October 15, 2015

Sketchnotes: Anupriya Arvind

by Anusha Narayanan

“I know that though I chose to be a designer, I’ll always be an artist at heart.” Anupriya Arvind, a voracious reader and an avid illustrator, as she describes herself, is a graphic designer with a Masters from NID and a Bachelors in Communication Design from NIFT, New Delhi. An admirer of the works of the cartoonist Late R.K. Laxman, she reveals, “What I really like about his work (other than its incredible technique) is that it’s honest and effortless. It speaks, resonates and stays with you. It talks to an age of people who have forgotten to laugh at themselves.”



Flowers of Nainital

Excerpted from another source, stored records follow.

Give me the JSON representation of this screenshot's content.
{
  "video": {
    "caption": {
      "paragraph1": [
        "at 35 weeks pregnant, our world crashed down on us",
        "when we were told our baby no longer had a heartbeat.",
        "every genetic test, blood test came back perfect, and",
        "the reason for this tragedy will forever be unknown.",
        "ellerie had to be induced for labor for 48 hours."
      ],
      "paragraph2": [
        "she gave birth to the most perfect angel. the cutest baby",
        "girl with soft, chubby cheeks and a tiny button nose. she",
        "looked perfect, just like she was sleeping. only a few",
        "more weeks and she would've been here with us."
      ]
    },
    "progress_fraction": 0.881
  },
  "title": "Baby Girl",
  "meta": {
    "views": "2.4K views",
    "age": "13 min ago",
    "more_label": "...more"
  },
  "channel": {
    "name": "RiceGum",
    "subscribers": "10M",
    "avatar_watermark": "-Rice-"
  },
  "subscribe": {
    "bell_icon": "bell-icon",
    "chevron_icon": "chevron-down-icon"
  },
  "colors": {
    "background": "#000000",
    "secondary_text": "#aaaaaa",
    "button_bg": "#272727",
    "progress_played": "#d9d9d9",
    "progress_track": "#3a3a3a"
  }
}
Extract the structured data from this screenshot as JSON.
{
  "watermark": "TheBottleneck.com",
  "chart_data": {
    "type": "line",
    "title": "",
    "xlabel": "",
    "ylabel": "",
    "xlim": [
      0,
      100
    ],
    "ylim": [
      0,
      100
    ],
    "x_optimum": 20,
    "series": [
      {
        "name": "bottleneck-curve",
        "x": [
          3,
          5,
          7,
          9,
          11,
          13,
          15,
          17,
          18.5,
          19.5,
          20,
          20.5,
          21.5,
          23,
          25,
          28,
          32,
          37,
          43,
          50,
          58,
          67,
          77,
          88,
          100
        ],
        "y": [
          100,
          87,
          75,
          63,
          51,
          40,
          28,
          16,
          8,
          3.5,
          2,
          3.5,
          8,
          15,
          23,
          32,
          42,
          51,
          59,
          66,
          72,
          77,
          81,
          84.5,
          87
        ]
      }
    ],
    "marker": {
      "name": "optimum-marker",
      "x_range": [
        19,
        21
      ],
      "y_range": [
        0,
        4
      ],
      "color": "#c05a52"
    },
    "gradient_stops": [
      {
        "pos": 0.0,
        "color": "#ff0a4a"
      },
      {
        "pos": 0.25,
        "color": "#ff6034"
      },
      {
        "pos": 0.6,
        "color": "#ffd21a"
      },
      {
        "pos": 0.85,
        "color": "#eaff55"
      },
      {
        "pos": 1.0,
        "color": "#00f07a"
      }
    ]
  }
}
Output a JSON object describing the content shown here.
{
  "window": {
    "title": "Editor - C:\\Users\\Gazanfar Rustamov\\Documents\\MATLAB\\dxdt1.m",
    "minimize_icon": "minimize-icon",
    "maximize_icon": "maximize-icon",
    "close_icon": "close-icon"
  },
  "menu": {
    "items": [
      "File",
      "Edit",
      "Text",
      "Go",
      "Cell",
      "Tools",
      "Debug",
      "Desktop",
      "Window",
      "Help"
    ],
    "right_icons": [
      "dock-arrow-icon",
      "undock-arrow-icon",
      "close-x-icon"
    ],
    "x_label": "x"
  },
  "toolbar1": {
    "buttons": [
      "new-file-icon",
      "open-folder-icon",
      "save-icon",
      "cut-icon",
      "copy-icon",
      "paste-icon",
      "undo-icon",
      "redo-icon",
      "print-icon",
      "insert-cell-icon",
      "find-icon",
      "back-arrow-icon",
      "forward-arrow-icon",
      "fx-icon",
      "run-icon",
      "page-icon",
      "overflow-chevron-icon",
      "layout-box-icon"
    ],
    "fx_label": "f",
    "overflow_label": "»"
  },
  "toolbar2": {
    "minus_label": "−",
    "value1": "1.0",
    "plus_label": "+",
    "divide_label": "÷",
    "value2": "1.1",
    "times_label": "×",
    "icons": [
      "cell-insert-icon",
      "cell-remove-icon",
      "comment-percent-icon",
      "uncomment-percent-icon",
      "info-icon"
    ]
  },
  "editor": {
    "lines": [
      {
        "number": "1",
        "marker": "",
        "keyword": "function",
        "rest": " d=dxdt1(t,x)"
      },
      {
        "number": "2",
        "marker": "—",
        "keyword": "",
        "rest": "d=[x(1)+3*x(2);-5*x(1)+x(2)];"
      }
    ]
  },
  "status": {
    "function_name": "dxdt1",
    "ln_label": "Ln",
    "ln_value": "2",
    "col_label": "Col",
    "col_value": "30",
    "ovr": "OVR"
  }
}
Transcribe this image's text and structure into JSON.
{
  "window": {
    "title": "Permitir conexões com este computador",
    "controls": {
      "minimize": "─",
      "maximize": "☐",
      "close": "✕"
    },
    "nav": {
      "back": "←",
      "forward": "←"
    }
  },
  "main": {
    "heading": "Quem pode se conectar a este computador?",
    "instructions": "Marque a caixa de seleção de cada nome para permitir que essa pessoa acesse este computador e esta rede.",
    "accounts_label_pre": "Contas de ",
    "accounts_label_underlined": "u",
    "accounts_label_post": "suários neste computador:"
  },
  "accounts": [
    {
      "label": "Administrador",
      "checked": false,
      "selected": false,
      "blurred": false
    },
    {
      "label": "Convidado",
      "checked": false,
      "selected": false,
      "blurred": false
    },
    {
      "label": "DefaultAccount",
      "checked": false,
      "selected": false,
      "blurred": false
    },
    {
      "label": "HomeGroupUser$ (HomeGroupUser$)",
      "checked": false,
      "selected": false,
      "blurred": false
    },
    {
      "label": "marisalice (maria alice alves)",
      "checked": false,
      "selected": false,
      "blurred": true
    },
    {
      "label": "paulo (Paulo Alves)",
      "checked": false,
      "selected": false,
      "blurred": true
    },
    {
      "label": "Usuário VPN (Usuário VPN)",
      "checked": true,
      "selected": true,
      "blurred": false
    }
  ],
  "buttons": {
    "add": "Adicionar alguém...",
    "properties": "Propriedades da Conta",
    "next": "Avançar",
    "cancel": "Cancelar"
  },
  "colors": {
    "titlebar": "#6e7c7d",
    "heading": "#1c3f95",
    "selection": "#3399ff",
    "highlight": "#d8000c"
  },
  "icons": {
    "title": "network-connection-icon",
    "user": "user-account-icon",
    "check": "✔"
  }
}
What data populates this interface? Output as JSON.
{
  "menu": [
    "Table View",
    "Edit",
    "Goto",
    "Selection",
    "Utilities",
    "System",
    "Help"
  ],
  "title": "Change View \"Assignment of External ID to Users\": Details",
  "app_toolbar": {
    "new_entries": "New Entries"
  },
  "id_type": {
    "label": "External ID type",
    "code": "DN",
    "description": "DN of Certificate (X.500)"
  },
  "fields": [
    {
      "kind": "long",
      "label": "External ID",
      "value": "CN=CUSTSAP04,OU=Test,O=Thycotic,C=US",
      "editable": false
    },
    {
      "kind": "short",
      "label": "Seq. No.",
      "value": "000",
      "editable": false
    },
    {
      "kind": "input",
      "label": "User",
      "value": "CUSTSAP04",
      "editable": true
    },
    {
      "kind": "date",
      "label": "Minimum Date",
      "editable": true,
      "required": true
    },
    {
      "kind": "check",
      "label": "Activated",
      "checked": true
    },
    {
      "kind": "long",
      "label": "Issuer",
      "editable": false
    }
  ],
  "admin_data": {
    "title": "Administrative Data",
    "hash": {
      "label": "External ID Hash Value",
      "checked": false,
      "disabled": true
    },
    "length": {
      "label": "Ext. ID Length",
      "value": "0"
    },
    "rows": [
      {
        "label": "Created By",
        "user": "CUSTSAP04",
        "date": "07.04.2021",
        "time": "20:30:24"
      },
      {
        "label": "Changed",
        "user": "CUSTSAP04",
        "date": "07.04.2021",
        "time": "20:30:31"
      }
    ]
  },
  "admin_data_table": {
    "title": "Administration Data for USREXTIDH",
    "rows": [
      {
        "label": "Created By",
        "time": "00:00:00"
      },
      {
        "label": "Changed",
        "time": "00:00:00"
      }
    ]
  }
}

Behind this philosopher and writer, is a prankster, who was always restless and off to some mischief, as a child. Art and illustration were more of a distraction to her, she says, reminiscing with a tinge of humour, “My parents packed me off to art classes after school to “channelize my energy” as they like to call it.” Which wasn’t really a bad idea, considering how her art blossomed with age. For a restless kid, art and illustration were her liberation, the freedom to do what one wants without the fear of being questioned or stopped.

Talking of the techniques she employs, although she has dabbled with various mediums – pen, pencil, charcoal, oils, pastels, ink, poster, she says watercolours are her first love. She loves to mix things around and mash styles up, but honestly tells us, “I don’t think I have many techniques that are unique to me. If I do employ something, it depends on the medium I’m working on. For example, if I work with watercolours, I try micro-stippling/ and ink washing or blending hand lettering with watercolours.”


Crazy patterns


In the jungle, the mighty jungle


Khufia Chaman

Her sketchbook is always within her reach, whether traveling or sitting in a café; and when she travels, she makes mini, nature-inspired series in watercolours. Among other artists, whose work she looks up to are Rajiv Eipe, Durga Bai, Malika Favre, Eva-Lotta, Mike Rohde, and Kriti Monga to name a few.

One of her favourite projects is The Puberty Project, which was about creating a self-help, first-hand communication guide on puberty, for school going girls between the ages of 12-14 years, belonging to A-tier and B-tier cities. “It helped me bring together many aspects of design like research, context and content, writing, creating awareness, knowledge sharing, health, social innovation, print design and illustration.”

The project involved traveling to many cities, talking to teacher, parents and students, understanding their mindset, prejudices, biases and taboos, and finally, acknowledging the need for such a project. Once she collated all the data, established a tone of voice for the content, she finally tailored the illustrations to suit the audience, adding a ready reckoner booklet called ‘Girls and Growing Up’.


The Puberty Project




We enjoyed Anupriya’s work. For more, visit her Behance profile.

Share Button

TAGS , , , ,

Related Posts

Sketchnotes: Saloni Sinha

Sketchnotes: Manas Gupta

Sketchnotes: Antima Nahar

Sketchnotes: Sagar Shah

1 Comment

  1. Alka Arvind



    It was wonderful reading your coverage on a relatively new designer ANUPRIYA .Makes a very interesting and refreshing read.It is commendable on the part of kyoorius to feature new but promising designers. Kudos to team kyoorius.
    Best wishes
    Alka Arvind

Leave a Reply


Flickr Photos

View More Photos →

Twitter @kyoorius

  1. Kyoorius
    Kyoorius: Congratulations Young Blood! Your Time Is Now! #KyooriusYoungBloodAwards Take a look at the In-Book Nominees:… https://t.co/Mp59fLPSuH

  2. Kyoorius
    Kyoorius: #KDY18 Delegates! Thank you for the overwhelming response for #Workshops. All 8 workshops are sold out! Registered… https://t.co/ve4CAJYqD7

  3. Kyoorius